[Interface dataset entries]

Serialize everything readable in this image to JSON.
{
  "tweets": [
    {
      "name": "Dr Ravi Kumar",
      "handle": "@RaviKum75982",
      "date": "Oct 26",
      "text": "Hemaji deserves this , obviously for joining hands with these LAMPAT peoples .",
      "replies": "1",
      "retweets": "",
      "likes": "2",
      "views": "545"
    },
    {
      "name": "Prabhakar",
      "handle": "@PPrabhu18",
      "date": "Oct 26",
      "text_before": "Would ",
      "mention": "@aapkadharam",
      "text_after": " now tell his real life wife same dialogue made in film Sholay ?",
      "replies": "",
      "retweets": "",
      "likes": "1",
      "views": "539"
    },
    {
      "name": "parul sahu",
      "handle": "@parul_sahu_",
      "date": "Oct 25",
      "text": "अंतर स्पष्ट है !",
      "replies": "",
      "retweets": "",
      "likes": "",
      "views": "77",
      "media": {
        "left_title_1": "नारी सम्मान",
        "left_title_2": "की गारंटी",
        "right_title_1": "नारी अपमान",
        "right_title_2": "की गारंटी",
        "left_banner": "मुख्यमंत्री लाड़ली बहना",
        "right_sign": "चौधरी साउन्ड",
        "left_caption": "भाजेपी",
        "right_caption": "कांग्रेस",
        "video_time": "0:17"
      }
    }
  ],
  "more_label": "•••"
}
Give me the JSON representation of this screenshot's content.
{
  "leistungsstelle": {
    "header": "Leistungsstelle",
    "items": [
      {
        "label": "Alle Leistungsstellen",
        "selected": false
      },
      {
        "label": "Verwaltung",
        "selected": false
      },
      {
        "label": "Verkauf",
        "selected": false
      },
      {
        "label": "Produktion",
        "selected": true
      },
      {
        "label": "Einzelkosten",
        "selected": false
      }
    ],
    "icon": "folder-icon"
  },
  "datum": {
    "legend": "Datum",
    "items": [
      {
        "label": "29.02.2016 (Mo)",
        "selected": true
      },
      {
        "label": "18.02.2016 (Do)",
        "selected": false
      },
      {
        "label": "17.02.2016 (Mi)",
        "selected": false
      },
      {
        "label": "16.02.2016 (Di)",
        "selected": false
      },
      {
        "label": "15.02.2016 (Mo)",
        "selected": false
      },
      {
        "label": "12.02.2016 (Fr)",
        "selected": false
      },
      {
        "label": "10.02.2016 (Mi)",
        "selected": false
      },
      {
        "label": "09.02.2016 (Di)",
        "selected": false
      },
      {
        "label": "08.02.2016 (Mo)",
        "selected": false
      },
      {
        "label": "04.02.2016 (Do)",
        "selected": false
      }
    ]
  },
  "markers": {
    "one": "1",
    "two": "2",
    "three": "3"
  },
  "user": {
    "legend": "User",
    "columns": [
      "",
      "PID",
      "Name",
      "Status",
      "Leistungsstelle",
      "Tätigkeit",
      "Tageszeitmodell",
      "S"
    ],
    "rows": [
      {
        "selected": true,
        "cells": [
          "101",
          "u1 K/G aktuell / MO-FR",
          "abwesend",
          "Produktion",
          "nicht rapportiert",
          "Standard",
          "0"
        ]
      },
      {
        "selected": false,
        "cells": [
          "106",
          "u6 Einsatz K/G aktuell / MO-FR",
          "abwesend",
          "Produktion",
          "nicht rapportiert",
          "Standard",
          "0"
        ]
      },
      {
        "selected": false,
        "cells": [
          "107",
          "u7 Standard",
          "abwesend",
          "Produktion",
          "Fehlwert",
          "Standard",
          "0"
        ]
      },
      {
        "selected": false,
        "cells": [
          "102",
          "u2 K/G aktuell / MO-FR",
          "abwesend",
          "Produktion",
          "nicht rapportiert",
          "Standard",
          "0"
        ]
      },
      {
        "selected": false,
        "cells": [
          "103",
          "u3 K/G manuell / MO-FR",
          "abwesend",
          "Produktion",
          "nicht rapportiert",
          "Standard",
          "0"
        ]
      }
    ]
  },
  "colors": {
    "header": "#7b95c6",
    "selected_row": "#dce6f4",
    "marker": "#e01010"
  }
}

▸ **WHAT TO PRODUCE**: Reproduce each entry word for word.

▸ **ANSWER TO THIS PROBLEM**:
Serialize everything readable in this image to JSON.
{
  "tweets": [
    {
      "name": "Dr Ravi Kumar",
      "handle": "@RaviKum75982",
      "date": "Oct 26",
      "text": "Hemaji deserves this , obviously for joining hands with these LAMPAT peoples .",
      "replies": "1",
      "retweets": "",
      "likes": "2",
      "views": "545"
    },
    {
      "name": "Prabhakar",
      "handle": "@PPrabhu18",
      "date": "Oct 26",
      "text_before": "Would ",
      "mention": "@aapkadharam",
      "text_after": " now tell his real life wife same dialogue made in film Sholay ?",
      "replies": "",
      "retweets": "",
      "likes": "1",
      "views": "539"
    },
    {
      "name": "parul sahu",
      "handle": "@parul_sahu_",
      "date": "Oct 25",
      "text": "अंतर स्पष्ट है !",
      "replies": "",
      "retweets": "",
      "likes": "",
      "views": "77",
      "media": {
        "left_title_1": "नारी सम्मान",
        "left_title_2": "की गारंटी",
        "right_title_1": "नारी अपमान",
        "right_title_2": "की गारंटी",
        "left_banner": "मुख्यमंत्री लाड़ली बहना",
        "right_sign": "चौधरी साउन्ड",
        "left_caption": "भाजेपी",
        "right_caption": "कांग्रेस",
        "video_time": "0:17"
      }
    }
  ],
  "more_label": "•••"
}
Give me the JSON representation of this screenshot's content.
{
  "leistungsstelle": {
    "header": "Leistungsstelle",
    "items": [
      {
        "label": "Alle Leistungsstellen",
        "selected": false
      },
      {
        "label": "Verwaltung",
        "selected": false
      },
      {
        "label": "Verkauf",
        "selected": false
      },
      {
        "label": "Produktion",
        "selected": true
      },
      {
        "label": "Einzelkosten",
        "selected": false
      }
    ],
    "icon": "folder-icon"
  },
  "datum": {
    "legend": "Datum",
    "items": [
      {
        "label": "29.02.2016 (Mo)",
        "selected": true
      },
      {
        "label": "18.02.2016 (Do)",
        "selected": false
      },
      {
        "label": "17.02.2016 (Mi)",
        "selected": false
      },
      {
        "label": "16.02.2016 (Di)",
        "selected": false
      },
      {
        "label": "15.02.2016 (Mo)",
        "selected": false
      },
      {
        "label": "12.02.2016 (Fr)",
        "selected": false
      },
      {
        "label": "10.02.2016 (Mi)",
        "selected": false
      },
      {
        "label": "09.02.2016 (Di)",
        "selected": false
      },
      {
        "label": "08.02.2016 (Mo)",
        "selected": false
      },
      {
        "label": "04.02.2016 (Do)",
        "selected": false
      }
    ]
  },
  "markers": {
    "one": "1",
    "two": "2",
    "three": "3"
  },
  "user": {
    "legend": "User",
    "columns": [
      "",
      "PID",
      "Name",
      "Status",
      "Leistungsstelle",
      "Tätigkeit",
      "Tageszeitmodell",
      "S"
    ],
    "rows": [
      {
        "selected": true,
        "cells": [
          "101",
          "u1 K/G aktuell / MO-FR",
          "abwesend",
          "Produktion",
          "nicht rapportiert",
          "Standard",
          "0"
        ]
      },
      {
        "selected": false,
        "cells": [
          "106",
          "u6 Einsatz K/G aktuell / MO-FR",
          "abwesend",
          "Produktion",
          "nicht rapportiert",
          "Standard",
          "0"
        ]
      },
      {
        "selected": false,
        "cells": [
          "107",
          "u7 Standard",
          "abwesend",
          "Produktion",
          "Fehlwert",
          "Standard",
          "0"
        ]
      },
      {
        "selected": false,
        "cells": [
          "102",
          "u2 K/G aktuell / MO-FR",
          "abwesend",
          "Produktion",
          "nicht rapportiert",
          "Standard",
          "0"
        ]
      },
      {
        "selected": false,
        "cells": [
          "103",
          "u3 K/G manuell / MO-FR",
          "abwesend",
          "Produktion",
          "nicht rapportiert",
          "Standard",
          "0"
        ]
      }
    ]
  },
  "colors": {
    "header": "#7b95c6",
    "selected_row": "#dce6f4",
    "marker": "#e01010"
  }
}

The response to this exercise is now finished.